Saved entries:
+---+
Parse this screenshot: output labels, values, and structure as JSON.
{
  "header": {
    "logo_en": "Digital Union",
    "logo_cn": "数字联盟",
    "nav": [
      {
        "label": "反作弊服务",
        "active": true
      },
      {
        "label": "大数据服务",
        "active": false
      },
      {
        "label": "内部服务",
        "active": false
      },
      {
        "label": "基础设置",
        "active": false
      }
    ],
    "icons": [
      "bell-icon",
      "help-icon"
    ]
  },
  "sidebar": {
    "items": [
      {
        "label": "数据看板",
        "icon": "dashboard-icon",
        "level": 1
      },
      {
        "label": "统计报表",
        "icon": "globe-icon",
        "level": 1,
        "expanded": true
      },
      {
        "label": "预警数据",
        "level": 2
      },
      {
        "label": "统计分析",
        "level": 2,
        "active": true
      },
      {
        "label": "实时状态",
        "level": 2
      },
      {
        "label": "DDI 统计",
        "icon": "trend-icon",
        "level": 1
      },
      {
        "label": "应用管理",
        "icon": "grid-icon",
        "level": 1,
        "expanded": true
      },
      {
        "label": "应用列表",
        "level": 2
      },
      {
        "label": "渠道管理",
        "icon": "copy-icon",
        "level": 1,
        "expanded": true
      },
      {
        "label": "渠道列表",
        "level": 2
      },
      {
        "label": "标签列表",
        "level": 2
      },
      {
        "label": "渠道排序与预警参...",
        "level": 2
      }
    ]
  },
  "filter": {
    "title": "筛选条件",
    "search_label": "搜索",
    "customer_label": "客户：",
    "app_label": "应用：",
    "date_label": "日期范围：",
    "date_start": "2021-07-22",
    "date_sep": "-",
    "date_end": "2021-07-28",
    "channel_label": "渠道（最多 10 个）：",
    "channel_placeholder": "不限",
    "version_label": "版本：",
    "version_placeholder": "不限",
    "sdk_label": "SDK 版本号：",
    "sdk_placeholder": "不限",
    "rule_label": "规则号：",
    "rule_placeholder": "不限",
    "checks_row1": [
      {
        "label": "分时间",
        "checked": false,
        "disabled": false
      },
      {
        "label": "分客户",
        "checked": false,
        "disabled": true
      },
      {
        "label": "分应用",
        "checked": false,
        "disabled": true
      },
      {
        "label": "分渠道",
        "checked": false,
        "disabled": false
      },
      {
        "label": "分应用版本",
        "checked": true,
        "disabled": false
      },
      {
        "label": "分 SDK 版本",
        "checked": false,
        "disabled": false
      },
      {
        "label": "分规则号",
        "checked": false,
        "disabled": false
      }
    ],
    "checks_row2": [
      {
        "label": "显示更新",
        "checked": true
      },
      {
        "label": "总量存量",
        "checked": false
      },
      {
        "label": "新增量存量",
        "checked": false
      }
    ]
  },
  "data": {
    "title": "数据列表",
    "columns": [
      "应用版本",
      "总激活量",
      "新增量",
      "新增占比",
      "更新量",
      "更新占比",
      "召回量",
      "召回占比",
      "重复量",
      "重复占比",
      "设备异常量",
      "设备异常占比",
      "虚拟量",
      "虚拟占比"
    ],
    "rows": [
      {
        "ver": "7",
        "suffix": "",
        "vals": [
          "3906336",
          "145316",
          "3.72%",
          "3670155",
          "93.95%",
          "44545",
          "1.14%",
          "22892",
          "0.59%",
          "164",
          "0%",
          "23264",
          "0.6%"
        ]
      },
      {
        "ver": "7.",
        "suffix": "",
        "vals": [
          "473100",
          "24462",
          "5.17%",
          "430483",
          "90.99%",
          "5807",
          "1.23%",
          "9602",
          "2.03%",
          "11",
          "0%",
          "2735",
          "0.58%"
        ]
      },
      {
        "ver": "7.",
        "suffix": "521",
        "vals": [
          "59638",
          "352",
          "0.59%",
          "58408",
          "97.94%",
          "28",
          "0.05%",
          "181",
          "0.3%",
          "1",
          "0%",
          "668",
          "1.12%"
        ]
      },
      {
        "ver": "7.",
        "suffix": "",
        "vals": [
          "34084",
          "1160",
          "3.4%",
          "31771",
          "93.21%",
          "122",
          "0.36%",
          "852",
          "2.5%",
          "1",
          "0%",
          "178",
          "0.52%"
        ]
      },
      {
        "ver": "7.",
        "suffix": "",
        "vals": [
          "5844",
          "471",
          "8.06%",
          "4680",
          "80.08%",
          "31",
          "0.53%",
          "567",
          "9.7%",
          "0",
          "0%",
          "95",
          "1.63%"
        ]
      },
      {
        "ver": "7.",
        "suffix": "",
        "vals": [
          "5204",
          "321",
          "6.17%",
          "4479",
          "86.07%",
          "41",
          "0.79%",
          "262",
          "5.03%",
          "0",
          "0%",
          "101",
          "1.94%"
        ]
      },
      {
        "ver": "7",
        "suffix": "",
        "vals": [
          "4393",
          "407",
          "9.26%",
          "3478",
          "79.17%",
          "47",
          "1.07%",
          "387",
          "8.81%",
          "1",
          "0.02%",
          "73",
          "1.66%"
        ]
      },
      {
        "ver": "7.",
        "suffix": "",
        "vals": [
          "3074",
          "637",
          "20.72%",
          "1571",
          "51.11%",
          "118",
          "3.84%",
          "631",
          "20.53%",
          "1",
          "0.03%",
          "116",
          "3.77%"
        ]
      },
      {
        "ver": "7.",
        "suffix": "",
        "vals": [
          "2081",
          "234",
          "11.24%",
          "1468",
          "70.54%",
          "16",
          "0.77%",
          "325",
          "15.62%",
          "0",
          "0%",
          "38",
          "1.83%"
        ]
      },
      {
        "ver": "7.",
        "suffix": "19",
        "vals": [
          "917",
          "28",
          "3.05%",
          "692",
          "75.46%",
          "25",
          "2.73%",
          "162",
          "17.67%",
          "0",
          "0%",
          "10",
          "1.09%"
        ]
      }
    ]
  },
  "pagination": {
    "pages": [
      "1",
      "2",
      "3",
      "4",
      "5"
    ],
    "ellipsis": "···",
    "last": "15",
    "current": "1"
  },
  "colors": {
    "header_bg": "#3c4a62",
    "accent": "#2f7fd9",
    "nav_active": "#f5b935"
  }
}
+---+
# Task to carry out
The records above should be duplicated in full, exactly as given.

# Exercise output
Parse this screenshot: output labels, values, and structure as JSON.
{
  "header": {
    "logo_en": "Digital Union",
    "logo_cn": "数字联盟",
    "nav": [
      {
        "label": "反作弊服务",
        "active": true
      },
      {
        "label": "大数据服务",
        "active": false
      },
      {
        "label": "内部服务",
        "active": false
      },
      {
        "label": "基础设置",
        "active": false
      }
    ],
    "icons": [
      "bell-icon",
      "help-icon"
    ]
  },
  "sidebar": {
    "items": [
      {
        "label": "数据看板",
        "icon": "dashboard-icon",
        "level": 1
      },
      {
        "label": "统计报表",
        "icon": "globe-icon",
        "level": 1,
        "expanded": true
      },
      {
        "label": "预警数据",
        "level": 2
      },
      {
        "label": "统计分析",
        "level": 2,
        "active": true
      },
      {
        "label": "实时状态",
        "level": 2
      },
      {
        "label": "DDI 统计",
        "icon": "trend-icon",
        "level": 1
      },
      {
        "label": "应用管理",
        "icon": "grid-icon",
        "level": 1,
        "expanded": true
      },
      {
        "label": "应用列表",
        "level": 2
      },
      {
        "label": "渠道管理",
        "icon": "copy-icon",
        "level": 1,
        "expanded": true
      },
      {
        "label": "渠道列表",
        "level": 2
      },
      {
        "label": "标签列表",
        "level": 2
      },
      {
        "label": "渠道排序与预警参...",
        "level": 2
      }
    ]
  },
  "filter": {
    "title": "筛选条件",
    "search_label": "搜索",
    "customer_label": "客户：",
    "app_label": "应用：",
    "date_label": "日期范围：",
    "date_start": "2021-07-22",
    "date_sep": "-",
    "date_end": "2021-07-28",
    "channel_label": "渠道（最多 10 个）：",
    "channel_placeholder": "不限",
    "version_label": "版本：",
    "version_placeholder": "不限",
    "sdk_label": "SDK 版本号：",
    "sdk_placeholder": "不限",
    "rule_label": "规则号：",
    "rule_placeholder": "不限",
    "checks_row1": [
      {
        "label": "分时间",
        "checked": false,
        "disabled": false
      },
      {
        "label": "分客户",
        "checked": false,
        "disabled": true
      },
      {
        "label": "分应用",
        "checked": false,
        "disabled": true
      },
      {
        "label": "分渠道",
        "checked": false,
        "disabled": false
      },
      {
        "label": "分应用版本",
        "checked": true,
        "disabled": false
      },
      {
        "label": "分 SDK 版本",
        "checked": false,
        "disabled": false
      },
      {
        "label": "分规则号",
        "checked": false,
        "disabled": false
      }
    ],
    "checks_row2": [
      {
        "label": "显示更新",
        "checked": true
      },
      {
        "label": "总量存量",
        "checked": false
      },
      {
        "label": "新增量存量",
        "checked": false
      }
    ]
  },
  "data": {
    "title": "数据列表",
    "columns": [
      "应用版本",
      "总激活量",
      "新增量",
      "新增占比",
      "更新量",
      "更新占比",
      "召回量",
      "召回占比",
      "重复量",
      "重复占比",
      "设备异常量",
      "设备异常占比",
      "虚拟量",
      "虚拟占比"
    ],
    "rows": [
      {
        "ver": "7",
        "suffix": "",
        "vals": [
          "3906336",
          "145316",
          "3.72%",
          "3670155",
          "93.95%",
          "44545",
          "1.14%",
          "22892",
          "0.59%",
          "164",
          "0%",
          "23264",
          "0.6%"
        ]
      },
      {
        "ver": "7.",
        "suffix": "",
        "vals": [
          "473100",
          "24462",
          "5.17%",
          "430483",
          "90.99%",
          "5807",
          "1.23%",
          "9602",
          "2.03%",
          "11",
          "0%",
          "2735",
          "0.58%"
        ]
      },
      {
        "ver": "7.",
        "suffix": "521",
        "vals": [
          "59638",
          "352",
          "0.59%",
          "58408",
          "97.94%",
          "28",
          "0.05%",
          "181",
          "0.3%",
          "1",
          "0%",
          "668",
          "1.12%"
        ]
      },
      {
        "ver": "7.",
        "suffix": "",
        "vals": [
          "34084",
          "1160",
          "3.4%",
          "31771",
          "93.21%",
          "122",
          "0.36%",
          "852",
          "2.5%",
          "1",
          "0%",
          "178",
          "0.52%"
        ]
      },
      {
        "ver": "7.",
        "suffix": "",
        "vals": [
          "5844",
          "471",
          "8.06%",
          "4680",
          "80.08%",
          "31",
          "0.53%",
          "567",
          "9.7%",
          "0",
          "0%",
          "95",
          "1.63%"
        ]
      },
      {
        "ver": "7.",
        "suffix": "",
        "vals": [
          "5204",
          "321",
          "6.17%",
          "4479",
          "86.07%",
          "41",
          "0.79%",
          "262",
          "5.03%",
          "0",
          "0%",
          "101",
          "1.94%"
        ]
      },
      {
        "ver": "7",
        "suffix": "",
        "vals": [
          "4393",
          "407",
          "9.26%",
          "3478",
          "79.17%",
          "47",
          "1.07%",
          "387",
          "8.81%",
          "1",
          "0.02%",
          "73",
          "1.66%"
        ]
      },
      {
        "ver": "7.",
        "suffix": "",
        "vals": [
          "3074",
          "637",
          "20.72%",
          "1571",
          "51.11%",
          "118",
          "3.84%",
          "631",
          "20.53%",
          "1",
          "0.03%",
          "116",
          "3.77%"
        ]
      },
      {
        "ver": "7.",
        "suffix": "",
        "vals": [
          "2081",
          "234",
          "11.24%",
          "1468",
          "70.54%",
          "16",
          "0.77%",
          "325",
          "15.62%",
          "0",
          "0%",
          "38",
          "1.83%"
        ]
      },
      {
        "ver": "7.",
        "suffix": "19",
        "vals": [
          "917",
          "28",
          "3.05%",
          "692",
          "75.46%",
          "25",
          "2.73%",
          "162",
          "17.67%",
          "0",
          "0%",
          "10",
          "1.09%"
        ]
      }
    ]
  },
  "pagination": {
    "pages": [
      "1",
      "2",
      "3",
      "4",
      "5"
    ],
    "ellipsis": "···",
    "last": "15",
    "current": "1"
  },
  "colors": {
    "header_bg": "#3c4a62",
    "accent": "#2f7fd9",
    "nav_active": "#f5b935"
  }
}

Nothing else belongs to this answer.